With Greeks going to the polls to elect a new government in just over two weeks, concerns over a potential Greek exit or ‘Grexit’ from the euro is growing, and this has led to the euro falling against the dollar and particularly gold.
Speculation as to the consequences of a Syriza victory has caused the euro to fall to its lowest level against the dollar since 2010. Gold has surged to close to EUR 1,020 per ounce this morning – building upon the 11% gains seen in 2014.
Gold in Euros – 10 Years (Thomson Reuters)
Over the weekend Germany’s Der Spiegel reported Angela Merkel’s view that Germany would be “comfortable” with a Greek exit and that “any fallout would be manageable.”
That the Chancellor felt the need to make such comments is been seen by some as an attempt to scare the Greek people away from voting for anti-austerity group Syriza.
Syriza’s leader, Alexis Tsipras has already indicated that it is not his intention to pull Greece out of the Euro-zone but to renegotiate certain aspects of the bailout agreements with the Troika, particularly those seen as an unjust debt burden placed on average Greek citizens.
However, it may be that Germany fears the precedent of reopening negotiations between the Troika and Greece lest other countries upon whom onerous conditions were placed – such as Ireland – follow their example.
The assertion that the EU could “comfortably” manage the exit of Greece is a silly one – particularly at this very delicate and uncertain time.
European sanctions on Russia appear to be taking a significant toll on the already fragile European economy. Italy’s former Prime Minister, and former head of the European Commission, Romano Prodi, highlights the problem thus:
“The lowering of the oil and gas prices in combination with the sanctions, pushed by the Ukrainian crisis, will drop the Russian GDP by five percent per annum, and thus it will cause cutting of the Italian exports by about 50%.”
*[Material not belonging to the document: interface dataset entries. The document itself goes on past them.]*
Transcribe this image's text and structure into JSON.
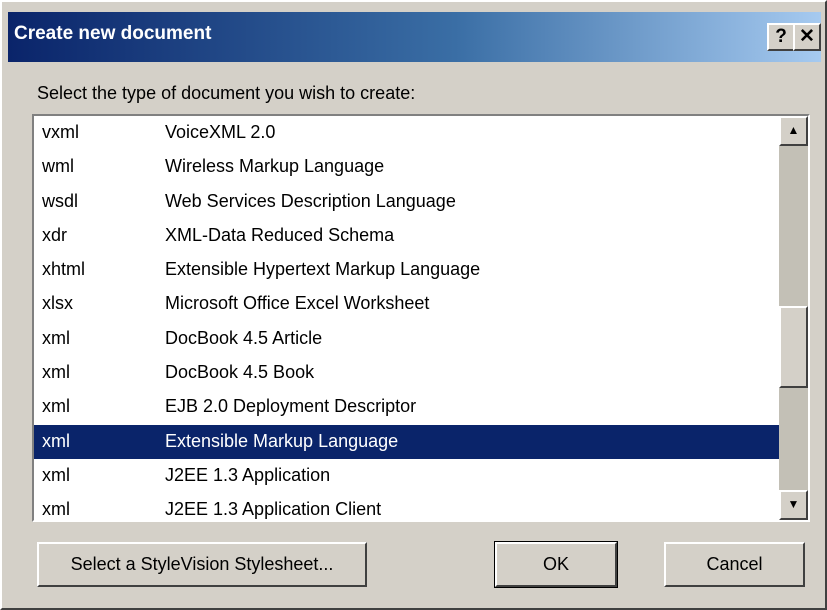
{
  "window": {
    "title": "Create new document",
    "help_label": "?",
    "close_label": "✕"
  },
  "prompt": "Select the type of document you wish to create:",
  "document_types": [
    {
      "ext": "vxml",
      "desc": "VoiceXML 2.0",
      "selected": false
    },
    {
      "ext": "wml",
      "desc": "Wireless Markup Language",
      "selected": false
    },
    {
      "ext": "wsdl",
      "desc": "Web Services Description Language",
      "selected": false
    },
    {
      "ext": "xdr",
      "desc": "XML-Data Reduced Schema",
      "selected": false
    },
    {
      "ext": "xhtml",
      "desc": "Extensible Hypertext Markup Language",
      "selected": false
    },
    {
      "ext": "xlsx",
      "desc": "Microsoft Office Excel Worksheet",
      "selected": false
    },
    {
      "ext": "xml",
      "desc": "DocBook 4.5 Article",
      "selected": false
    },
    {
      "ext": "xml",
      "desc": "DocBook 4.5 Book",
      "selected": false
    },
    {
      "ext": "xml",
      "desc": "EJB 2.0 Deployment Descriptor",
      "selected": false
    },
    {
      "ext": "xml",
      "desc": "Extensible Markup Language",
      "selected": true
    },
    {
      "ext": "xml",
      "desc": "J2EE 1.3 Application",
      "selected": false
    },
    {
      "ext": "xml",
      "desc": "J2EE 1.3 Application Client",
      "selected": false
    }
  ],
  "scrollbar": {
    "up_icon": "▲",
    "down_icon": "▼"
  },
  "buttons": {
    "stylesheet": "Select a StyleVision Stylesheet...",
    "ok": "OK",
    "cancel": "Cancel"
  },
  "colors": {
    "title_bar": "#0a246a",
    "selection": "#0a246a",
    "face": "#d4d0c8"
  }
}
Similar dynamics are playing out in Poland and France.
Continued antagonisation of Russia may have dire consequences for Europe, if Russia chooses to respond more aggressively. France’s Societe General, alone, is exposed to Russia to the tune of €26 billion.
Were Russia to renege on this and other obligations to European banks it would likely trigger a Lehman’s style crisis.
Or Russia could cut its supplies of natural gas to Europe upon which German industry, in particular, relies. Thankfully, for now, Russia has reacted with cool heads, even inviting Europe to become a partner in the newly formed Eurasian Economic Union.
Germany is now dangerously close to deflation as the major states reported from 0% to 0.3% inflation in December, with Saxony at 0.5%, down from November rates of between 0.5% and 0.8%.
With these and countless other considerations weighing upon the EU, it is not accurate to suggest that a Greek exit and return to the drachma could be comfortably managed.
For one, there is no framework in place for an orderly secession of a member state from the Union. An antagonistic break up would likely cause contagion to many large banks exposed to Greece.
The ensuing turmoil might also prompt other member states to break away in chaotic fashion – Spain, Portugal and Italy being prime contenders.
Many periphery nations are slowly becoming jaded by the not so single currency – which for almost half its existence has been in crisis.
It is likely that the EU will do everything in it’s power to accommodate Syriza should they gain power in Greece. Whether it will be enough to keep Greece on board and the drachma off the printing presses remains to be seen.
Gold will protect from currency devaluations – whether that be in the form of the euro itself being devalued or in the form of reversions to drachmas, escudos, pesetas and punts and subsequent devaluations.